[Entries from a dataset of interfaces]
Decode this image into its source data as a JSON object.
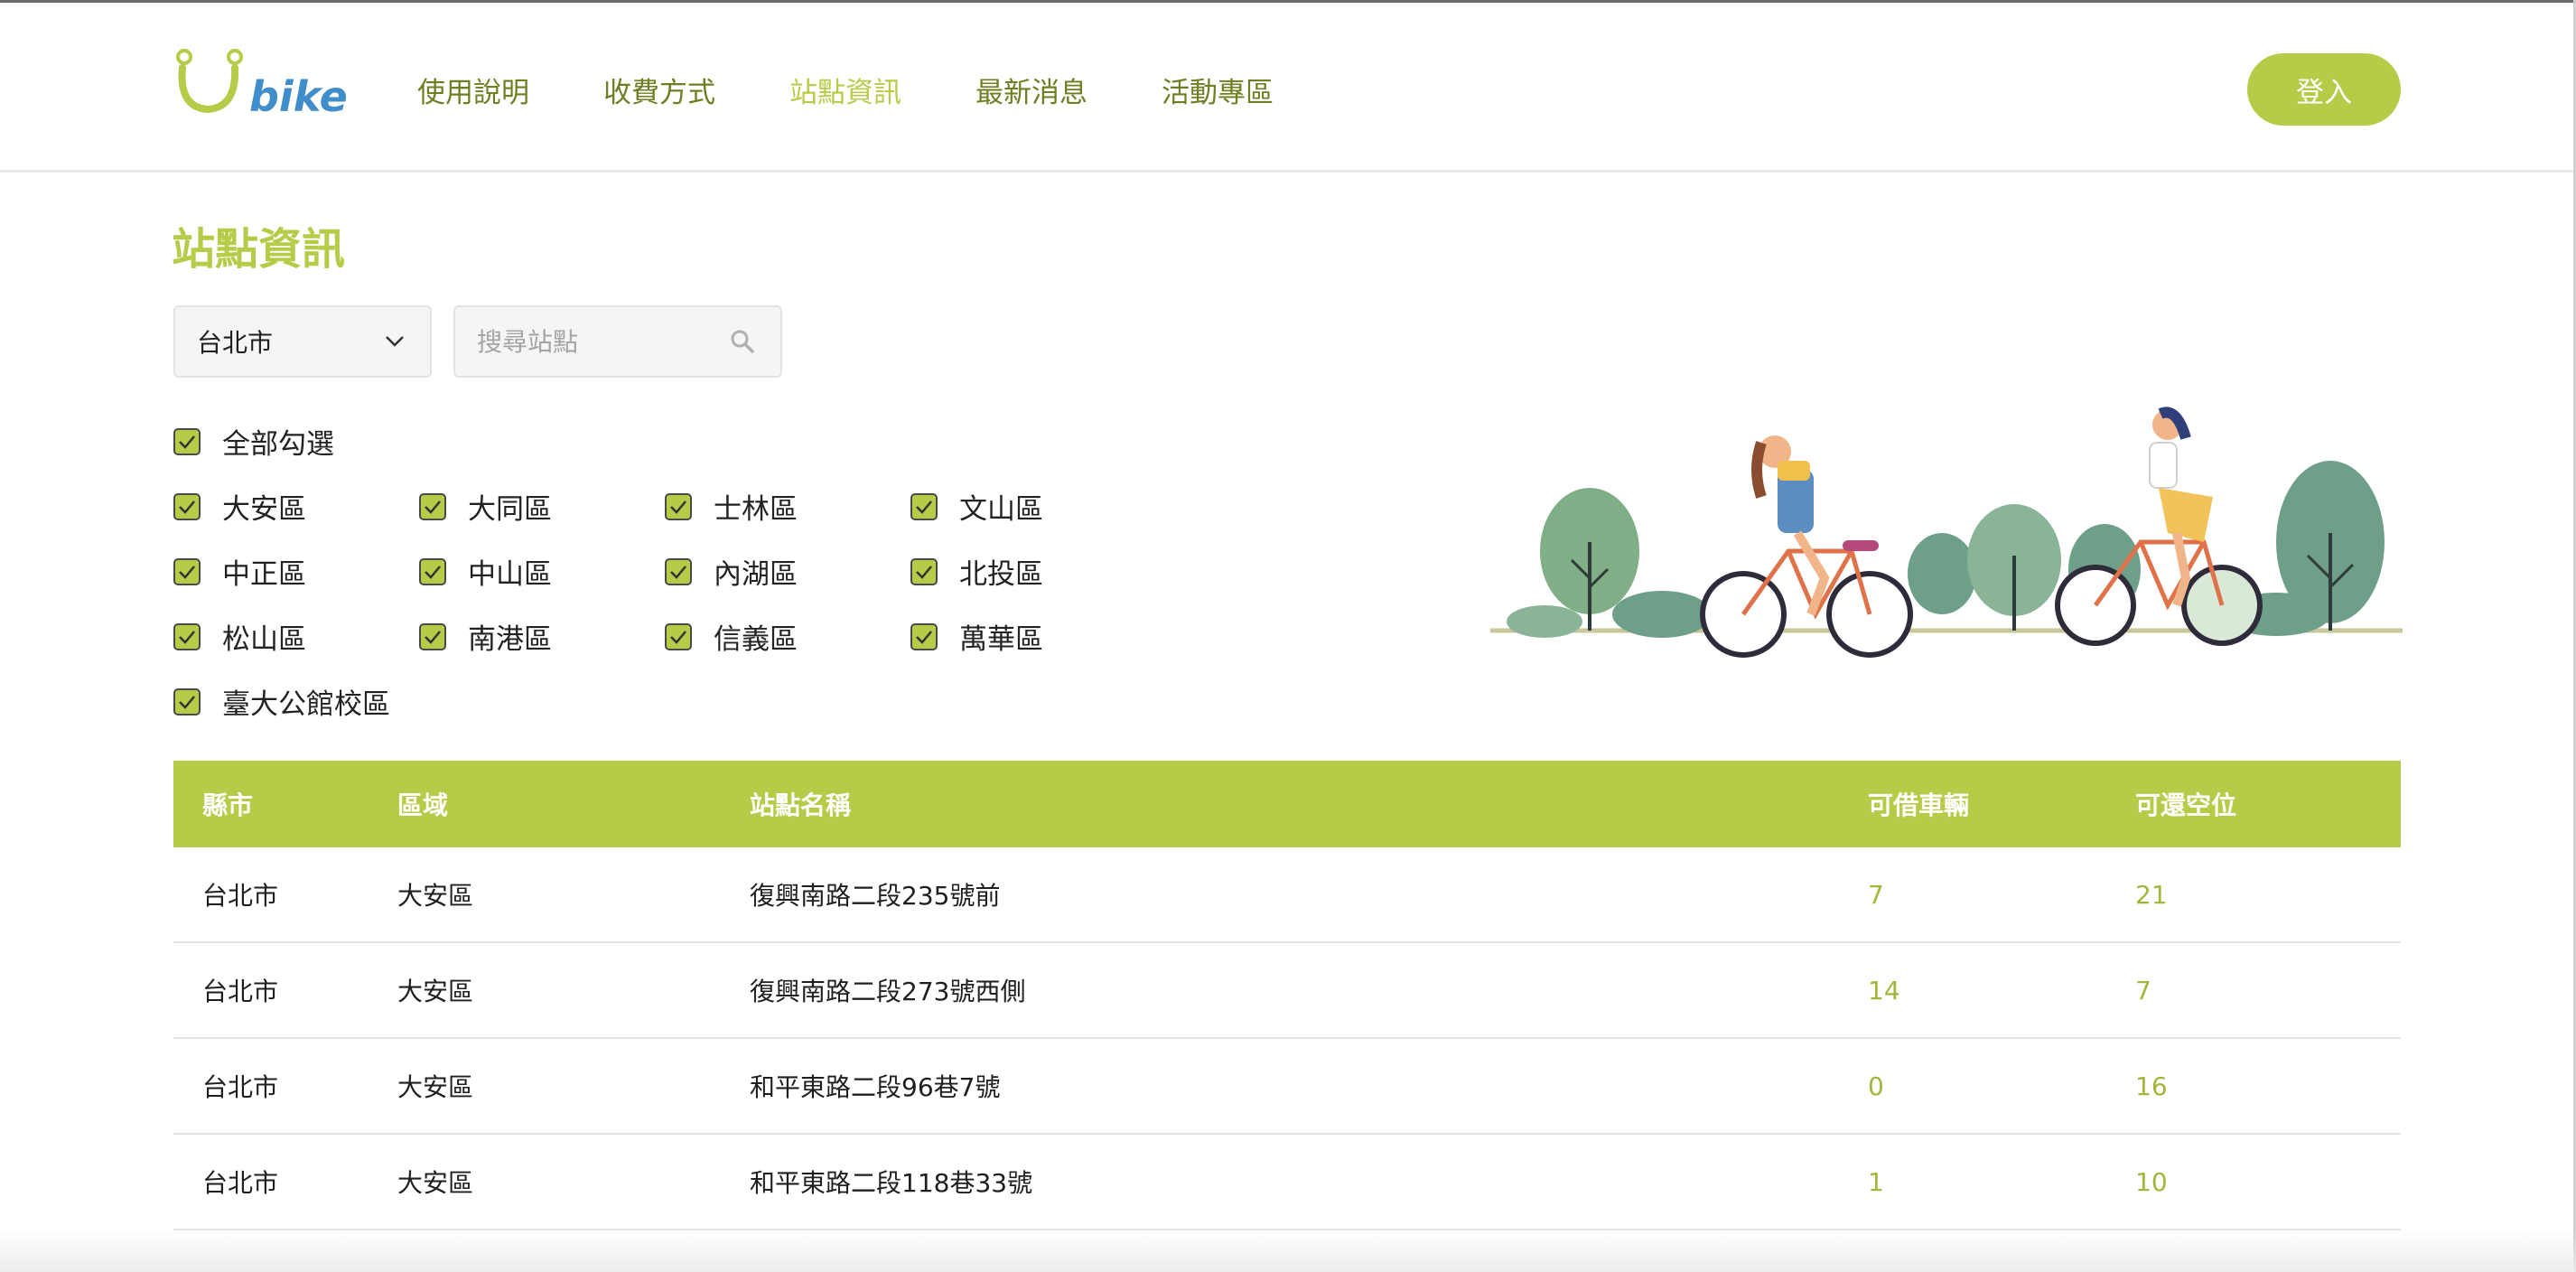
{
  "brand": {
    "logo_text": "bike",
    "accent_color": "#b6cb48",
    "nav_color": "#6f7e22"
  },
  "nav": {
    "items": [
      {
        "label": "使用說明",
        "active": false
      },
      {
        "label": "收費方式",
        "active": false
      },
      {
        "label": "站點資訊",
        "active": true
      },
      {
        "label": "最新消息",
        "active": false
      },
      {
        "label": "活動專區",
        "active": false
      }
    ],
    "login_label": "登入"
  },
  "page": {
    "title": "站點資訊"
  },
  "filters": {
    "city_selected": "台北市",
    "search_placeholder": "搜尋站點",
    "select_all_label": "全部勾選",
    "districts": [
      {
        "label": "大安區",
        "checked": true
      },
      {
        "label": "大同區",
        "checked": true
      },
      {
        "label": "士林區",
        "checked": true
      },
      {
        "label": "文山區",
        "checked": true
      },
      {
        "label": "中正區",
        "checked": true
      },
      {
        "label": "中山區",
        "checked": true
      },
      {
        "label": "內湖區",
        "checked": true
      },
      {
        "label": "北投區",
        "checked": true
      },
      {
        "label": "松山區",
        "checked": true
      },
      {
        "label": "南港區",
        "checked": true
      },
      {
        "label": "信義區",
        "checked": true
      },
      {
        "label": "萬華區",
        "checked": true
      },
      {
        "label": "臺大公館校區",
        "checked": true
      }
    ]
  },
  "table": {
    "headers": {
      "city": "縣市",
      "area": "區域",
      "name": "站點名稱",
      "available_bikes": "可借車輛",
      "available_docks": "可還空位"
    },
    "rows": [
      {
        "city": "台北市",
        "area": "大安區",
        "name": "復興南路二段235號前",
        "bikes": "7",
        "docks": "21"
      },
      {
        "city": "台北市",
        "area": "大安區",
        "name": "復興南路二段273號西側",
        "bikes": "14",
        "docks": "7"
      },
      {
        "city": "台北市",
        "area": "大安區",
        "name": "和平東路二段96巷7號",
        "bikes": "0",
        "docks": "16"
      },
      {
        "city": "台北市",
        "area": "大安區",
        "name": "和平東路二段118巷33號",
        "bikes": "1",
        "docks": "10"
      }
    ]
  },
  "icons": {
    "search": "search-icon",
    "chevron": "chevron-down-icon",
    "check": "check-icon"
  }
}
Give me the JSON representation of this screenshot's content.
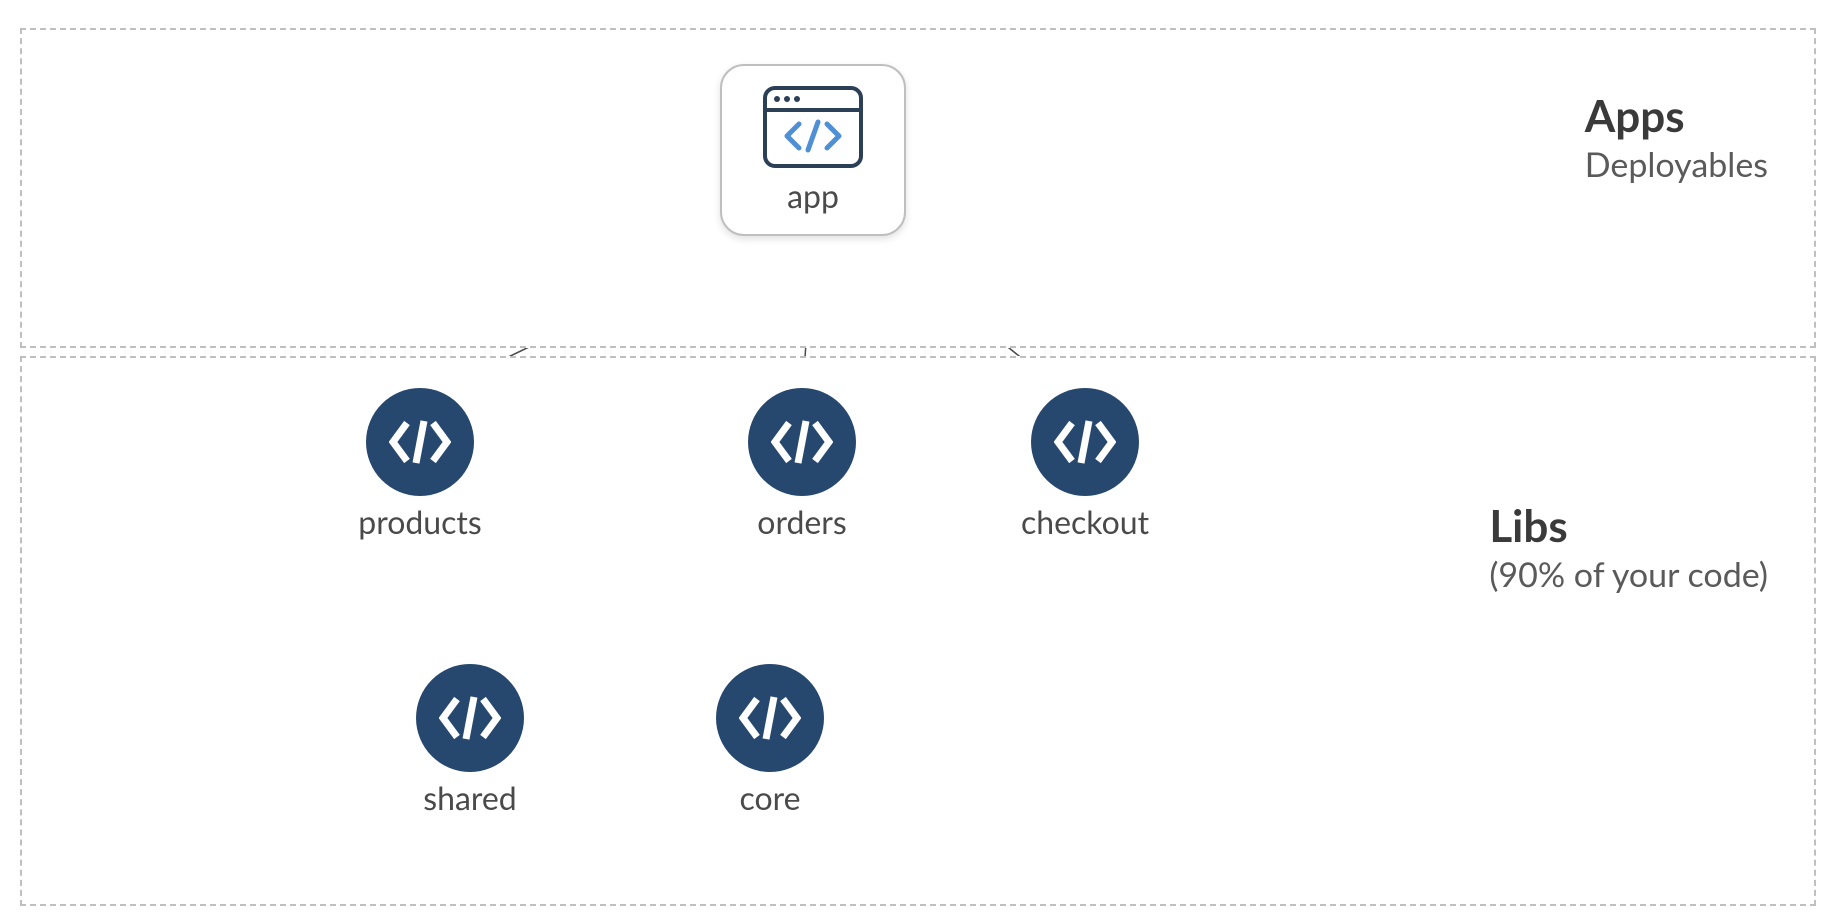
{
  "regions": {
    "apps": {
      "title": "Apps",
      "subtitle": "Deployables"
    },
    "libs": {
      "title": "Libs",
      "subtitle": "(90% of your code)"
    }
  },
  "nodes": {
    "app": {
      "label": "app"
    },
    "products": {
      "label": "products"
    },
    "orders": {
      "label": "orders"
    },
    "checkout": {
      "label": "checkout"
    },
    "shared": {
      "label": "shared"
    },
    "core": {
      "label": "core"
    }
  },
  "colors": {
    "node_fill": "#27486e",
    "border": "#bfbfbf",
    "accent_blue": "#4f8fd6",
    "text_dark": "#3a3a3a",
    "text_med": "#5a5a5a"
  },
  "edges": [
    {
      "from": "app",
      "to": "products"
    },
    {
      "from": "app",
      "to": "orders"
    },
    {
      "from": "app",
      "to": "checkout"
    },
    {
      "from": "orders",
      "to": "products"
    },
    {
      "from": "products",
      "to": "shared"
    },
    {
      "from": "products",
      "to": "core"
    },
    {
      "from": "orders",
      "to": "core"
    },
    {
      "from": "checkout",
      "to": "core"
    }
  ]
}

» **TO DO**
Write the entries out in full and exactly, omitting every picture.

» **RESPONSE FOR THIS EXERCISE**
Decode this image into its source data as a JSON object.
{
  "brand": {
    "logo_text": "bike",
    "accent_color": "#b6cb48",
    "nav_color": "#6f7e22"
  },
  "nav": {
    "items": [
      {
        "label": "使用說明",
        "active": false
      },
      {
        "label": "收費方式",
        "active": false
      },
      {
        "label": "站點資訊",
        "active": true
      },
      {
        "label": "最新消息",
        "active": false
      },
      {
        "label": "活動專區",
        "active": false
      }
    ],
    "login_label": "登入"
  },
  "page": {
    "title": "站點資訊"
  },
  "filters": {
    "city_selected": "台北市",
    "search_placeholder": "搜尋站點",
    "select_all_label": "全部勾選",
    "districts": [
      {
        "label": "大安區",
        "checked": true
      },
      {
        "label": "大同區",
        "checked": true
      },
      {
        "label": "士林區",
        "checked": true
      },
      {
        "label": "文山區",
        "checked": true
      },
      {
        "label": "中正區",
        "checked": true
      },
      {
        "label": "中山區",
        "checked": true
      },
      {
        "label": "內湖區",
        "checked": true
      },
      {
        "label": "北投區",
        "checked": true
      },
      {
        "label": "松山區",
        "checked": true
      },
      {
        "label": "南港區",
        "checked": true
      },
      {
        "label": "信義區",
        "checked": true
      },
      {
        "label": "萬華區",
        "checked": true
      },
      {
        "label": "臺大公館校區",
        "checked": true
      }
    ]
  },
  "table": {
    "headers": {
      "city": "縣市",
      "area": "區域",
      "name": "站點名稱",
      "available_bikes": "可借車輛",
      "available_docks": "可還空位"
    },
    "rows": [
      {
        "city": "台北市",
        "area": "大安區",
        "name": "復興南路二段235號前",
        "bikes": "7",
        "docks": "21"
      },
      {
        "city": "台北市",
        "area": "大安區",
        "name": "復興南路二段273號西側",
        "bikes": "14",
        "docks": "7"
      },
      {
        "city": "台北市",
        "area": "大安區",
        "name": "和平東路二段96巷7號",
        "bikes": "0",
        "docks": "16"
      },
      {
        "city": "台北市",
        "area": "大安區",
        "name": "和平東路二段118巷33號",
        "bikes": "1",
        "docks": "10"
      }
    ]
  },
  "icons": {
    "search": "search-icon",
    "chevron": "chevron-down-icon",
    "check": "check-icon"
  }
}
Give me the JSON representation of this screenshot's content.
{
  "regions": {
    "apps": {
      "title": "Apps",
      "subtitle": "Deployables"
    },
    "libs": {
      "title": "Libs",
      "subtitle": "(90% of your code)"
    }
  },
  "nodes": {
    "app": {
      "label": "app"
    },
    "products": {
      "label": "products"
    },
    "orders": {
      "label": "orders"
    },
    "checkout": {
      "label": "checkout"
    },
    "shared": {
      "label": "shared"
    },
    "core": {
      "label": "core"
    }
  },
  "colors": {
    "node_fill": "#27486e",
    "border": "#bfbfbf",
    "accent_blue": "#4f8fd6",
    "text_dark": "#3a3a3a",
    "text_med": "#5a5a5a"
  },
  "edges": [
    {
      "from": "app",
      "to": "products"
    },
    {
      "from": "app",
      "to": "orders"
    },
    {
      "from": "app",
      "to": "checkout"
    },
    {
      "from": "orders",
      "to": "products"
    },
    {
      "from": "products",
      "to": "shared"
    },
    {
      "from": "products",
      "to": "core"
    },
    {
      "from": "orders",
      "to": "core"
    },
    {
      "from": "checkout",
      "to": "core"
    }
  ]
}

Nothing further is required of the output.